October 8th, 2010



Everyday, millions of people around the world are packing sandwiches for lunch, especially the students. “Cold cuts have become one of our culture’s favorite convenience foods. They seem to stay fresh forever in the fridge. Slap them on some bread, add mustard and maybe a sliver of lettuce and you’re done,” says Rosie Schwartz, a consulting dietitian and author, featured on Tralee Pearce website, Globe & Mail. With so many types of lunchmeat to choose from like ham, turkey, roast beef, and many more, the sandwich has been a staple for a lunchtime food for many decades, however, lunchmeats have the potential to cause food borne illness. For students, some of the sandwiches are left in their hot backpacks in lockers for many hours before eaten, and many students do not keep an ice pack near their sandwich to keep bacteria from growing on it. Bacteria multiply rapidly between 40F and 140F(“Bacteria”). Do sandwiches get this hot when stuck inside a brown paper bag, deep below the books in a locker? Is the lunchmeat on sandwiches safe by the time it is eaten?
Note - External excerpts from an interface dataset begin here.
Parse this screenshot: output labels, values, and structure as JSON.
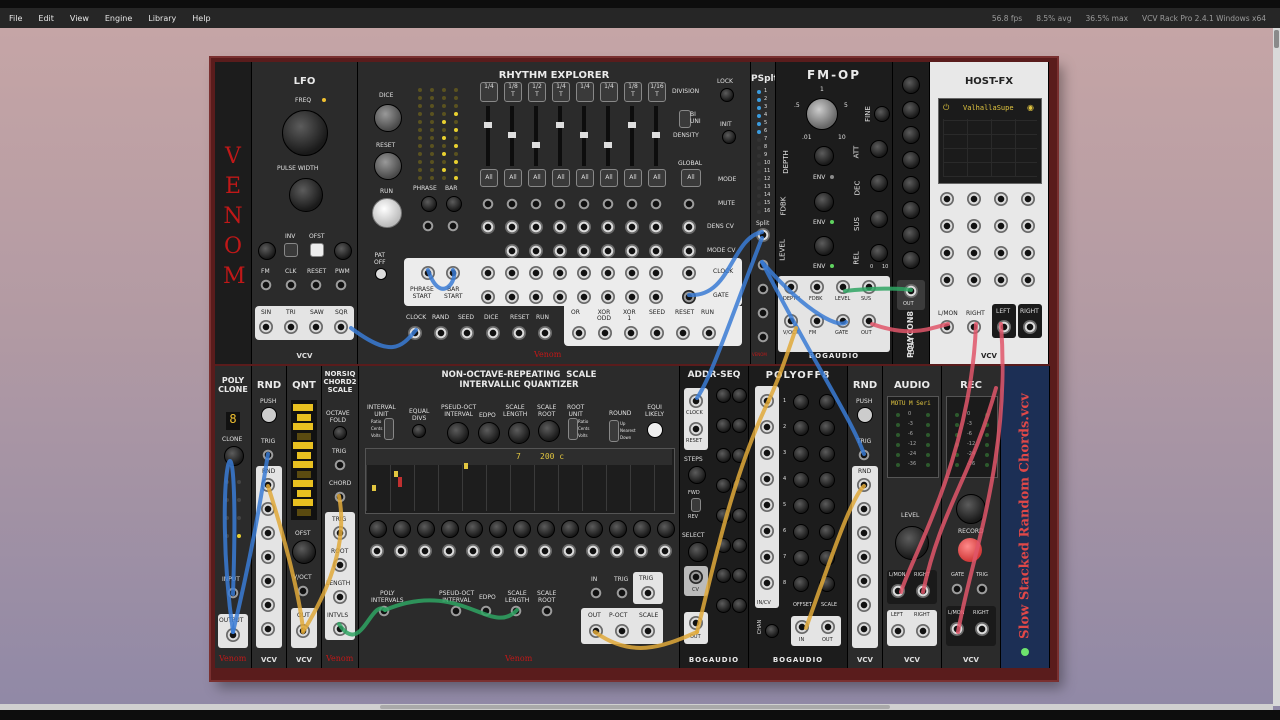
{
  "menu": {
    "items": [
      "File",
      "Edit",
      "View",
      "Engine",
      "Library",
      "Help"
    ]
  },
  "status": {
    "fps": "56.8 fps",
    "avg": "8.5% avg",
    "max": "36.5% max",
    "app": "VCV Rack Pro 2.4.1 Windows x64"
  },
  "modules": {
    "lfo": {
      "title": "LFO",
      "freq": "FREQ",
      "pulse_width": "PULSE WIDTH",
      "inv": "INV",
      "ofst": "OFST",
      "fm": "FM",
      "clk": "CLK",
      "reset": "RESET",
      "pwm": "PWM",
      "outs": [
        "SIN",
        "TRI",
        "SAW",
        "SQR"
      ],
      "brand": "VCV"
    },
    "venom_logo": "Venom",
    "rhythm": {
      "title": "RHYTHM  EXPLORER",
      "division": "DIVISION",
      "lock": "LOCK",
      "init": "INIT",
      "density": "DENSITY",
      "global": "GLOBAL",
      "mode": "MODE",
      "mute": "MUTE",
      "dens_cv": "DENS CV",
      "mode_cv": "MODE CV",
      "clock": "CLOCK",
      "gate": "GATE",
      "dice": "DICE",
      "reset": "RESET",
      "run": "RUN",
      "phrase": "PHRASE",
      "bar": "BAR",
      "pat_off": "PAT\nOFF",
      "bi": "BI",
      "uni": "UNI",
      "phrase_start": "PHRASE\nSTART",
      "bar_start": "BAR\nSTART",
      "divisions": [
        "1/4",
        "1/8\nT",
        "1/2\nT",
        "1/4\nT",
        "1/4",
        "1/4",
        "1/8\nT",
        "1/16\nT"
      ],
      "mode_btn": "All",
      "bottom": [
        "CLOCK",
        "RAND",
        "SEED",
        "DICE",
        "RESET",
        "RUN"
      ],
      "bottom2": [
        "OR",
        "XOR\nODD",
        "XOR\n1",
        "SEED",
        "RESET",
        "RUN"
      ]
    },
    "pspit": {
      "title": "PSplt",
      "split": "Split",
      "brand": "VENOM",
      "numbers": [
        "1",
        "2",
        "3",
        "4",
        "5",
        "6",
        "7",
        "8",
        "9",
        "10",
        "11",
        "12",
        "13",
        "14",
        "15",
        "16"
      ]
    },
    "fmop": {
      "title": "FM-OP",
      "ratio_marks": [
        ".5",
        "1",
        "5",
        ".01",
        "10"
      ],
      "fine": "FINE",
      "depth": "DEPTH",
      "env": "ENV",
      "att": "ATT",
      "fdbk": "FDBK",
      "dec": "DEC",
      "level": "LEVEL",
      "sus": "SUS",
      "rel": "REL",
      "jacks1": [
        "DEPTH",
        "FDBK",
        "LEVEL",
        "SUS"
      ],
      "jacks2": [
        "V/OCT",
        "FM",
        "GATE",
        "OUT"
      ],
      "zero": "0",
      "ten": "10",
      "brand": "BOGAUDIO"
    },
    "polycon": {
      "title": "POLYCON8",
      "brand": "BGA",
      "out": "OUT"
    },
    "hostfx": {
      "title": "HOST-FX",
      "plugin": "ValhallaSupe",
      "lmon": "L/MON",
      "right": "RIGHT",
      "left": "LEFT",
      "right2": "RIGHT",
      "brand": "VCV"
    },
    "polyclone": {
      "title": "POLY\nCLONE",
      "display": "8",
      "clone": "CLONE",
      "input": "INPUT",
      "output": "OUTPUT"
    },
    "rnd": {
      "title": "RND",
      "push": "PUSH",
      "trig": "TRIG",
      "rnd": "RND",
      "brand": "VCV"
    },
    "qnt": {
      "title": "QNT",
      "ofst": "OFST",
      "voct": "V/OCT",
      "out": "OUT",
      "brand": "VCV"
    },
    "norsiq": {
      "title": "NORSIQ\nCHORD2\nSCALE",
      "octave_fold": "OCTAVE\nFOLD",
      "trig": "TRIG",
      "chord": "CHORD",
      "root": "ROOT",
      "length": "LENGTH",
      "intvls": "INTVLS"
    },
    "quant": {
      "title": "NON-OCTAVE-REPEATING  SCALE\nINTERVALLIC QUANTIZER",
      "interval_unit": "INTERVAL\nUNIT",
      "equal_divs": "EQUAL\nDIVS",
      "pseud_oct": "PSEUD-OCT\nINTERVAL",
      "edpo": "EDPO",
      "scale_length": "SCALE\nLENGTH",
      "scale_root": "SCALE\nROOT",
      "root_unit": "ROOT\nUNIT",
      "round": "ROUND",
      "equi_likely": "EQUI\nLIKELY",
      "display_a": "7",
      "display_b": "200 c",
      "ratio": "Ratio",
      "cents": "Cents",
      "volts": "Volts",
      "up": "Up",
      "nearest": "Nearest",
      "down": "Down",
      "poly_intervals": "POLY\nINTERVALS",
      "in": "IN",
      "trig": "TRIG",
      "out": "OUT",
      "poct": "P-OCT",
      "scale": "SCALE",
      "brand": "Venom"
    },
    "addr": {
      "title": "ADDR-SEQ",
      "clock": "CLOCK",
      "reset": "RESET",
      "steps": "STEPS",
      "fwd": "FWD",
      "rev": "REV",
      "select": "SELECT",
      "cv": "CV",
      "out": "OUT",
      "brand": "BOGAUDIO"
    },
    "polyoff": {
      "title": "POLYOFF8",
      "chan": "CHAN",
      "offset": "OFFSET",
      "scale": "SCALE",
      "in_cv": "IN/CV",
      "in": "IN",
      "out": "OUT",
      "brand": "BOGAUDIO",
      "rows": [
        "1",
        "2",
        "3",
        "4",
        "5",
        "6",
        "7",
        "8"
      ]
    },
    "rnd2": {
      "title": "RND",
      "push": "PUSH",
      "trig": "TRIG",
      "rnd": "RND",
      "brand": "VCV"
    },
    "audio": {
      "title": "AUDIO",
      "device": "MOTU M Seri",
      "level": "LEVEL",
      "lmon": "L/MON",
      "right": "RIGHT",
      "left": "LEFT",
      "right2": "RIGHT",
      "db": [
        "0",
        "-3",
        "-6",
        "-12",
        "-24",
        "-36"
      ],
      "brand": "VCV"
    },
    "rec": {
      "title": "REC",
      "record": "RECORD",
      "gate": "GATE",
      "trig": "TRIG",
      "lmon": "L/MON",
      "right": "RIGHT",
      "db": [
        "0",
        "-3",
        "-6",
        "-12",
        "-24",
        "-36"
      ],
      "brand": "VCV"
    },
    "notes": {
      "text": "Slow Stacked Random Chords.vcv"
    }
  }
}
There are two major types of bacteria that form on lunchmeats and soft cheeses such as ham, American cheese, bologna, turkey. These bacteria are Listeriosis and Salmonella. Listeriosis is a type of bacteria that is caused by eating food that is contaminated by Listeria monocytongenes. The Listeria monocytogenes are found in the soil and the water, so they can also attach to animals such as cows or chickens, and the bacteria stays on the meat while it is processed and put on a sandwich. Listeriosis primarily affects pregnant women, people with bad immune systems, or people of old age (“CDC – Listeriosis”).

In 2008, a Listeriosis outbreak was traced back to a Maple Leaf foods processing plant in Toronto. A...